DIGITAL ASSETS ON THE MOVE
NEM Foundation Nearly Broke
NEM (XEM) is a relatively unknown cryptocurrency in the West, as its community is more concentrated in Asia. Among the features of the network, the most distinctive is their Proof-of-Importance (PoI) algorithm, which differs from PoS in that it takes the number and size of transactions made by a block producer into account, instead of only the size of their stake. It also features asset issuance, but this is possible on many different public blockchains, including Bitcoin.
On Jan 31, the NEM Foundation posted a message to the community explaining that “Crypto Winter” might lay the foundation for a financially unsustainable situation as early as next month due to unreasonable management by the previous governance council. The Foundation was established by the NEM community in order to promote the NEM blockchain and is now requesting the community to fund them with 160M XEM coins (~$7.5M) in order to continue operating and avoid planned layoffs across their 150 employees. According to Alex Tinsman, the newly elected president of the Foundation, expenditures during Dec 2017 and Jan 2019 were 80M XEM ($24.5M; average XEM price), most of which was spent on marketing.
The XEM price has generally been very similar to the general crypto cycle movement of 2017/2018 and is still correcting from the new highs achieved during the cycle.

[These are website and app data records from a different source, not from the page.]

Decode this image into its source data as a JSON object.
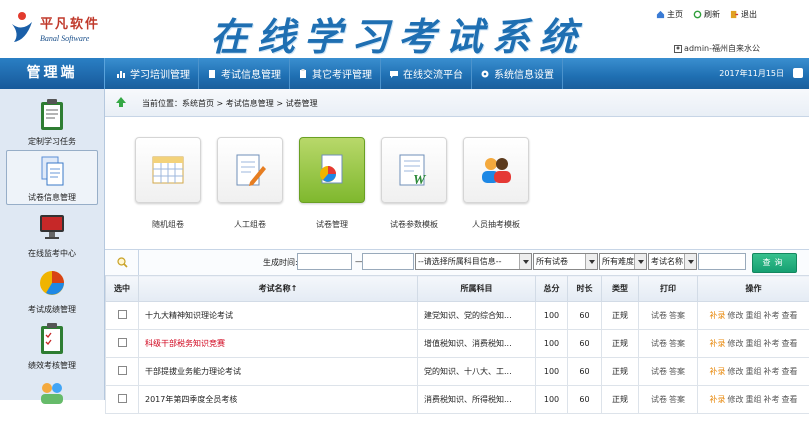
{
  "header": {
    "logo_cn": "平凡软件",
    "logo_en": "Banal Software",
    "title": "在线学习考试系统",
    "links": [
      {
        "label": "主页",
        "icon": "home-icon"
      },
      {
        "label": "刷新",
        "icon": "refresh-icon"
      },
      {
        "label": "退出",
        "icon": "exit-icon"
      }
    ],
    "user": "admin-福州自来水公"
  },
  "nav": {
    "brand": "管理端",
    "items": [
      {
        "label": "学习培训管理",
        "icon": "chart-icon"
      },
      {
        "label": "考试信息管理",
        "icon": "doc-icon"
      },
      {
        "label": "其它考评管理",
        "icon": "clipboard-icon"
      },
      {
        "label": "在线交流平台",
        "icon": "chat-icon"
      },
      {
        "label": "系统信息设置",
        "icon": "gear-icon"
      }
    ],
    "date": "2017年11月15日"
  },
  "sidebar": {
    "items": [
      {
        "label": "定制学习任务",
        "icon": "clipboard-icon",
        "active": false
      },
      {
        "label": "试卷信息管理",
        "icon": "documents-icon",
        "active": true
      },
      {
        "label": "在线监考中心",
        "icon": "monitor-icon",
        "active": false
      },
      {
        "label": "考试成绩管理",
        "icon": "pie-chart-icon",
        "active": false
      },
      {
        "label": "绩效考核管理",
        "icon": "checklist-icon",
        "active": false
      },
      {
        "label": "",
        "icon": "users-icon",
        "active": false
      }
    ]
  },
  "breadcrumb": "当前位置：系统首页 > 考试信息管理 > 试卷管理",
  "tiles": [
    {
      "label": "随机组卷",
      "icon": "calendar-grid-icon"
    },
    {
      "label": "人工组卷",
      "icon": "edit-document-icon"
    },
    {
      "label": "试卷管理",
      "icon": "pie-document-icon",
      "selected": true
    },
    {
      "label": "试卷参数模板",
      "icon": "word-template-icon"
    },
    {
      "label": "人员抽考模板",
      "icon": "people-icon"
    }
  ],
  "filter": {
    "time_label": "生成时间:",
    "dash": "—",
    "subject_select": "--请选择所属科目信息--",
    "paper_select": "所有试卷",
    "difficulty_select": "所有难度",
    "field_select": "考试名称",
    "query_button": "查询"
  },
  "table": {
    "headers": [
      "选中",
      "考试名称↑",
      "所属科目",
      "总分",
      "时长",
      "类型",
      "打印",
      "操作"
    ],
    "rows": [
      {
        "name": "十九大精神知识理论考试",
        "red": false,
        "subject": "建党知识、党的综合知...",
        "score": "100",
        "duration": "60",
        "type": "正规",
        "print": [
          "试卷",
          "答案"
        ],
        "ops": [
          "补录",
          "修改",
          "重组",
          "补考",
          "查看"
        ]
      },
      {
        "name": "科级干部税务知识竞赛",
        "red": true,
        "subject": "增值税知识、消费税知...",
        "score": "100",
        "duration": "60",
        "type": "正规",
        "print": [
          "试卷",
          "答案"
        ],
        "ops": [
          "补录",
          "修改",
          "重组",
          "补考",
          "查看"
        ]
      },
      {
        "name": "干部提拔业务能力理论考试",
        "red": false,
        "subject": "党的知识、十八大、工...",
        "score": "100",
        "duration": "60",
        "type": "正规",
        "print": [
          "试卷",
          "答案"
        ],
        "ops": [
          "补录",
          "修改",
          "重组",
          "补考",
          "查看"
        ]
      },
      {
        "name": "2017年第四季度全员考核",
        "red": false,
        "subject": "消费税知识、所得税知...",
        "score": "100",
        "duration": "60",
        "type": "正规",
        "print": [
          "试卷",
          "答案"
        ],
        "ops": [
          "补录",
          "修改",
          "重组",
          "补考",
          "查看"
        ]
      }
    ]
  },
  "colors": {
    "accent": "#1f6fb2",
    "query": "#16a072",
    "red_text": "#d0021b",
    "orange_text": "#e8890c"
  }
}
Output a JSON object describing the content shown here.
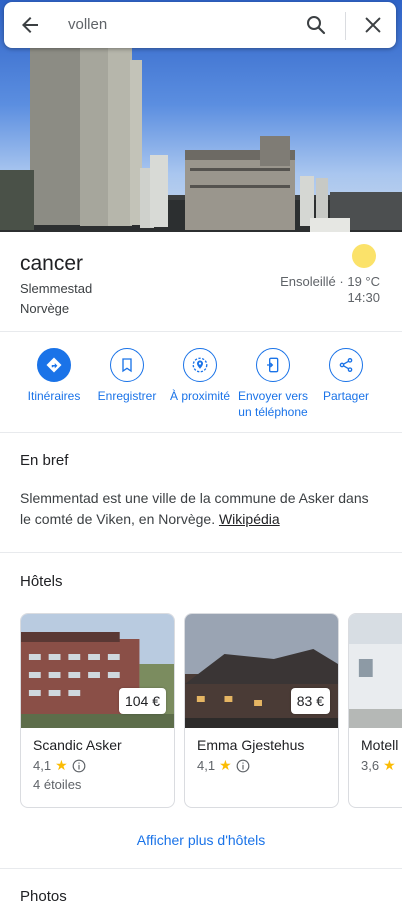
{
  "search": {
    "query": "vollen"
  },
  "place": {
    "title": "cancer",
    "locality": "Slemmestad",
    "country": "Norvège",
    "weather": "Ensoleillé · 19 °C",
    "time": "14:30"
  },
  "actions": [
    {
      "label": "Itinéraires",
      "icon": "directions-icon"
    },
    {
      "label": "Enregistrer",
      "icon": "bookmark-icon"
    },
    {
      "label": "À proximité",
      "icon": "nearby-icon"
    },
    {
      "label": "Envoyer vers un téléphone",
      "icon": "send-to-phone-icon"
    },
    {
      "label": "Partager",
      "icon": "share-icon"
    }
  ],
  "overview": {
    "heading": "En bref",
    "text": "Slemmentad est une ville de la commune de Asker dans le comté de Viken, en Norvège.",
    "link": "Wikipédia"
  },
  "hotels": {
    "heading": "Hôtels",
    "items": [
      {
        "name": "Scandic Asker",
        "price": "104 €",
        "rating": "4,1",
        "class": "4 étoiles"
      },
      {
        "name": "Emma Gjestehus",
        "price": "83 €",
        "rating": "4,1"
      },
      {
        "name": "Motell",
        "rating": "3,6"
      }
    ],
    "more_label": "Afficher plus d'hôtels"
  },
  "photos": {
    "heading": "Photos"
  },
  "colors": {
    "accent": "#1a73e8",
    "star": "#fbbc04",
    "sun": "#fbe26a"
  }
}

After the community message, XEM decreased by 13% against bitcoin. NEM was one of the most dominant cryptocurrencies by network value (ranked the 6th largest) until just before the crypto crash in the second half of January 2018.

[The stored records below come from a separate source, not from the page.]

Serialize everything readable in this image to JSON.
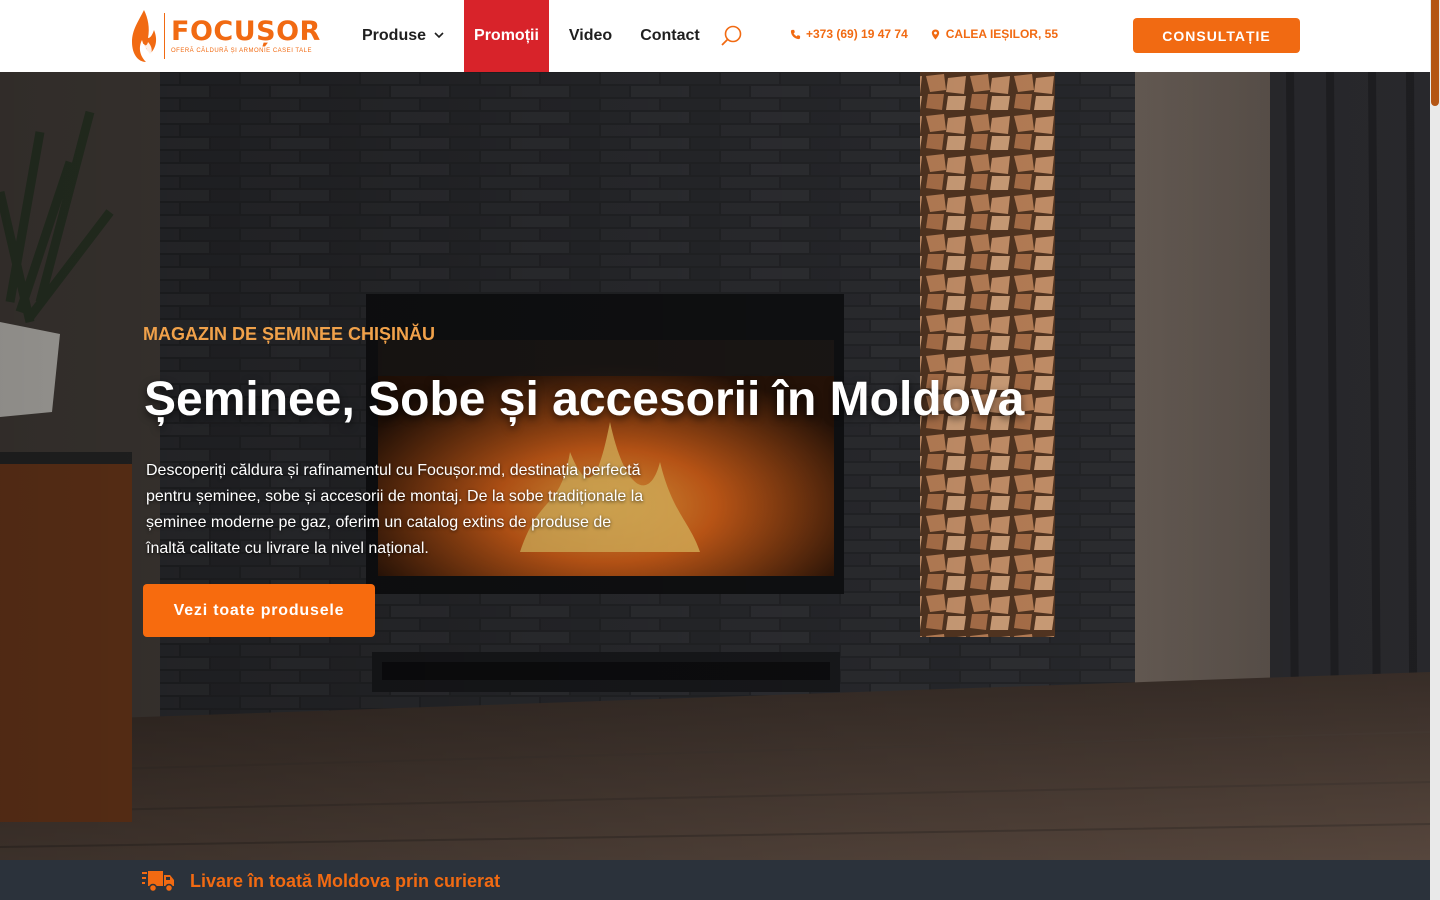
{
  "brand": {
    "name": "FOCUȘOR",
    "tagline": "OFERĂ CĂLDURĂ ȘI ARMONIE CASEI TALE",
    "accent": "#f16a12",
    "promo_bg": "#d8232a"
  },
  "nav": {
    "items": [
      {
        "label": "Produse",
        "has_dropdown": true,
        "active": false
      },
      {
        "label": "Promoții",
        "has_dropdown": false,
        "active": true
      },
      {
        "label": "Video",
        "has_dropdown": false,
        "active": false
      },
      {
        "label": "Contact",
        "has_dropdown": false,
        "active": false
      }
    ],
    "search_icon": "search-icon"
  },
  "contact": {
    "phone": "+373 (69) 19 47 74",
    "address": "CALEA IEȘILOR, 55"
  },
  "header_cta": "CONSULTAȚIE",
  "hero": {
    "eyebrow": "MAGAZIN DE ȘEMINEE CHIȘINĂU",
    "title": "Șeminee, Sobe și accesorii în Moldova",
    "text": "Descoperiți căldura și rafinamentul cu Focușor.md, destinația perfectă pentru șeminee, sobe și accesorii de montaj. De la sobe tradiționale la șeminee moderne pe gaz, oferim un catalog extins de produse de înaltă calitate cu livrare la nivel național.",
    "button": "Vezi toate produsele"
  },
  "strip": {
    "delivery": "Livare în toată Moldova prin curierat",
    "icon": "truck-icon"
  }
}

The NEM Foundation’s irrational marketing spending is something very common in the crypto space: many projects focus extensively on achieving awareness and recognition via marketing efforts, airdrops, and being present at way too many conferences instead of directing the majority of their spending on developing the product. NEO and Tron are definitely the first two projects that come to mind as operating in a similar fashion, while XRP is probably the king of public opinion manipulation and creating an illusion of value through a constant stream of partnerships, conferences, and similar social sentiment defining factors directed toward an ignorant public looking for the next 1000x asset. What is common to all of these projects is that their organizations, founders, and team members hold a large percentage of the asset’s emission, meaning they have a direct incentive to inflate the price as well as their project runway. They tend to maximize the illusion of value instead of creating value.